  • Medical expenses for the participant, his or her spouse, dependents, or beneficiary;

  • Costs related to the purchase of a participant's principal residence;

  • Tuition or related education fees and room and board expenses for the next 12 months of postsecondary education for the participant, his or her spouse, children, dependents, or beneficiary;

  • Payments that are necessary to prevent eviction or the foreclosure of the participant's principal residence;

  • Funeral expenses for the participant, his or her spouse, children, dependents, or beneficiary; and

  • Expenses to repair casualty losses incurred to the participant's principal residence.

The Budget Act instructed the Treasury Department to eliminate the requirement in the regulations that a participant exhaust plan loan opportunities before receiving a hardship distribution, as well as the six-month suspension period on making employee contributions following receipt of a hardship distribution. The new proposed Treasury regulations permit plans to remove the six-month suspension period beginning on the first day of a plan year beginning on or after December 31, 2018, but require all 401(k) and 403(b) plans to implement this change for distributions made on or after January 1, 2020. Plans may continue to require that a participant exhaust any available plan loans.

The regulations further clarify that a plan can be amended—effective with the start of the 2019 plan year—to eliminate any remaining time left on a participant's six-month suspension period for those who received a hardship distribution in the latter half of the 2018 plan year. For plan years beginning January 1, 2020, a participant must certify that he or she has insufficient cash or other liquid assets to satisfy the financial need. A plan has the option to require this certification for the 2019 plan year.

In addition, the Budget Act expanded the list of circumstances deemed to constitute an immediate and heavy financial need to include all expenses and losses incurred by a participant due to a disaster declared by the Federal Emergency Management Agency. This change may be applied as early as January 1, 2018. The regulations also expand the sources of contributions available for a hardship distribution from a 401(k) plan (but not from certain 403(b) plans) to include: safe harbor employer contributions under an automatic enrollment arrangement, qualified nonelective contributions, qualified matching contributions, and all earnings on elective deferrals.
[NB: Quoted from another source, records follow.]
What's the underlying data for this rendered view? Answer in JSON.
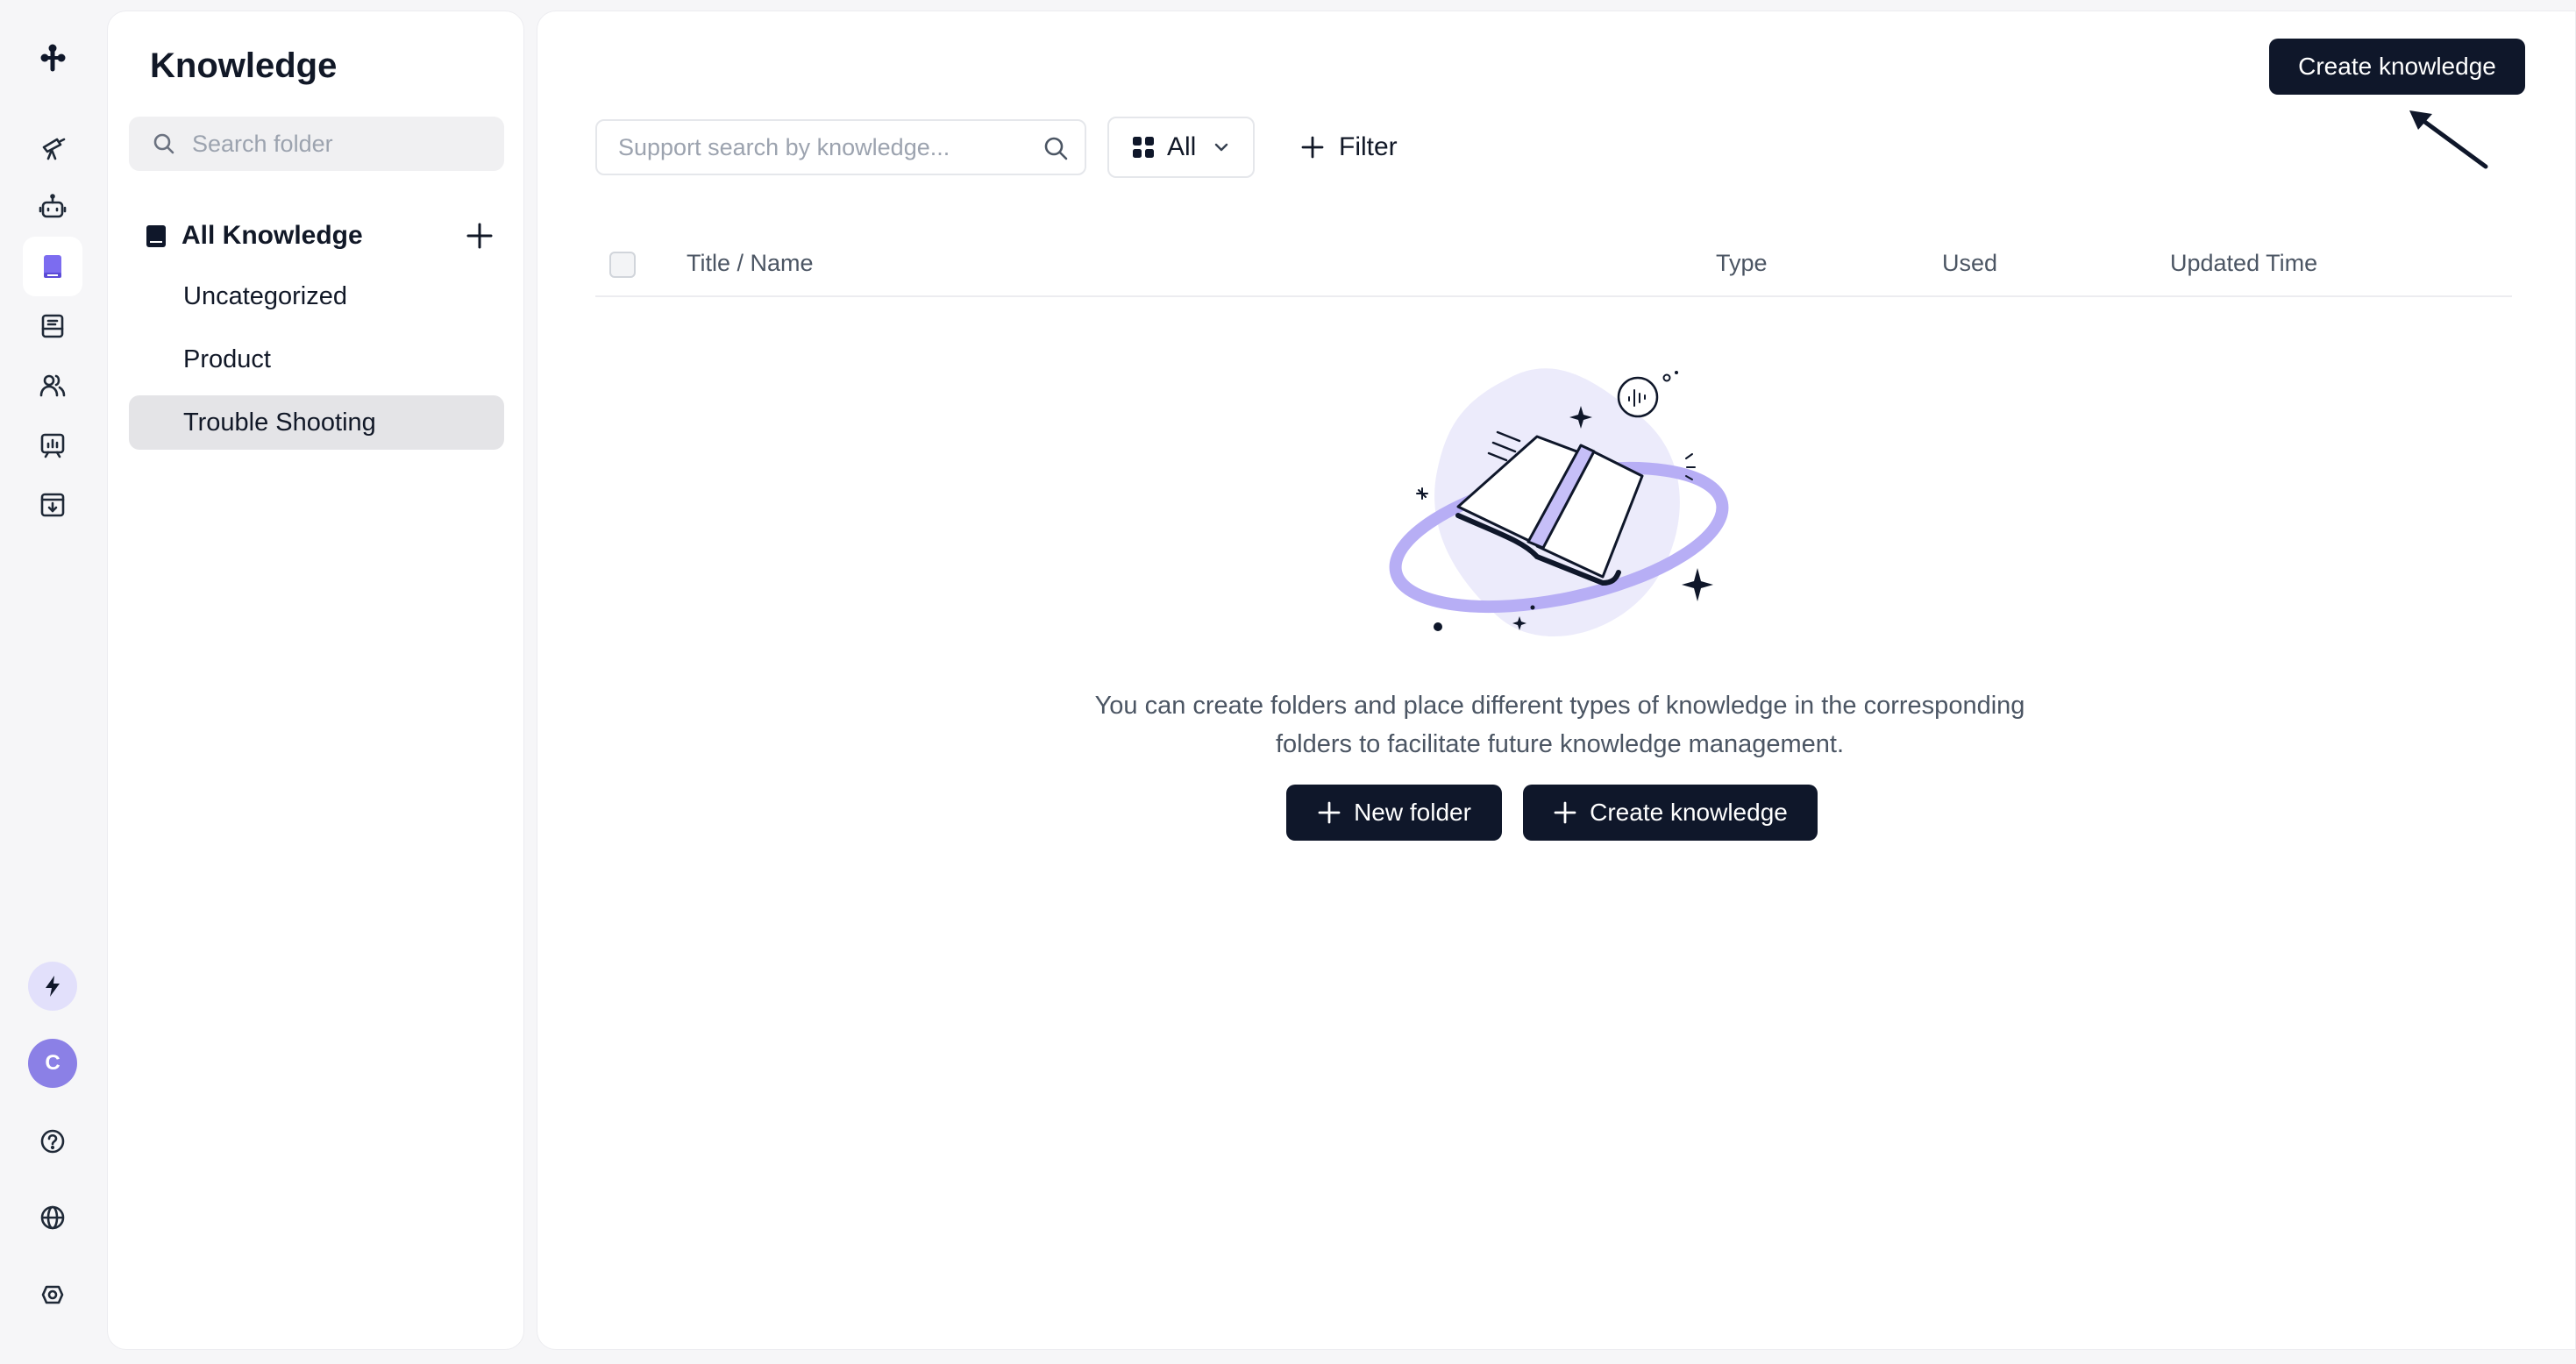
{
  "sidebar": {
    "items": [
      {
        "name": "rocket-icon"
      },
      {
        "name": "robot-icon"
      },
      {
        "name": "book-icon",
        "active": true
      },
      {
        "name": "inbox-icon"
      },
      {
        "name": "users-icon"
      },
      {
        "name": "chart-icon"
      },
      {
        "name": "download-box-icon"
      }
    ],
    "avatar_initial": "C",
    "accent_color": "#7c6cf0"
  },
  "folders": {
    "title": "Knowledge",
    "search_placeholder": "Search folder",
    "root_label": "All Knowledge",
    "items": [
      {
        "label": "Uncategorized",
        "selected": false
      },
      {
        "label": "Product",
        "selected": false
      },
      {
        "label": "Trouble Shooting",
        "selected": true
      }
    ]
  },
  "main": {
    "create_button": "Create knowledge",
    "search_placeholder": "Support search by knowledge...",
    "type_filter": {
      "selected": "All"
    },
    "filter_label": "Filter",
    "columns": [
      "Title / Name",
      "Type",
      "Used",
      "Updated Time"
    ],
    "empty": {
      "line1": "You can create folders and place different types of knowledge in the corresponding",
      "line2": "folders to facilitate future knowledge management.",
      "new_folder_button": "New folder",
      "create_button": "Create knowledge"
    }
  },
  "colors": {
    "primary_button": "#0f172a",
    "illustration_accent": "#bcb4f7",
    "illustration_blob": "#ecebfb"
  }
}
The Tax Cuts and Jobs Act, enacted in December 2017, provides that the deduction for a personal casualty loss is only available to the extent that the loss is the result of a federally declared disaster. The proposed regulations allow plans to disregard this provision so that hardship distributions can be taken for any casualty loss.

All 401(k) and 403(b) plans that permit hardship distributions will be required to be amended to implement these changes. The amendment deadline will be the end of the second calendar year after the new regulations are finalized and listed on the IRS list of required qualified plan amendments.

Copyright © by Ballard Spahr LLPNational Law Review, Volume VIII, Number 318

About this Author

Brian Pinheiro, Ballard Spahr Law Firm, Labor and Employment, Healthcare Law Attorney

Brian M. Pinheiro is Chair of Ballard Spahr's Business and Finance Department and the Practice Leader of the firm's Employee Benefits and Executive Compensation Group. He is also a member of Ballard Spahr's Elected Board.

He represents for-profit, tax-exempt, church, and government employers on matters relating to executive compensation, including Section 409A and the Section 280G golden parachute rules; tax-qualified retirement plans, including cash balance pension plans; 401(k), 403(b), and 457 plans; and health and welfare benefit plans. 

Robert Kaplan, Associate

Robert S. Kaplan advises corporate, nonprofit, and governmental employers on issues related to the design, drafting, implementation, and termination of retirement and health and wellness benefits plans. Rob regularly works with our mergers and acquisitions and securities attorneys to analyze employee benefits and executive compensation components of corporate transactions.

Rob frequently works on the correction of plan defects under Department of Labor and Internal Revenue Service procedures and counsels plan fiduciaries and benefits committees...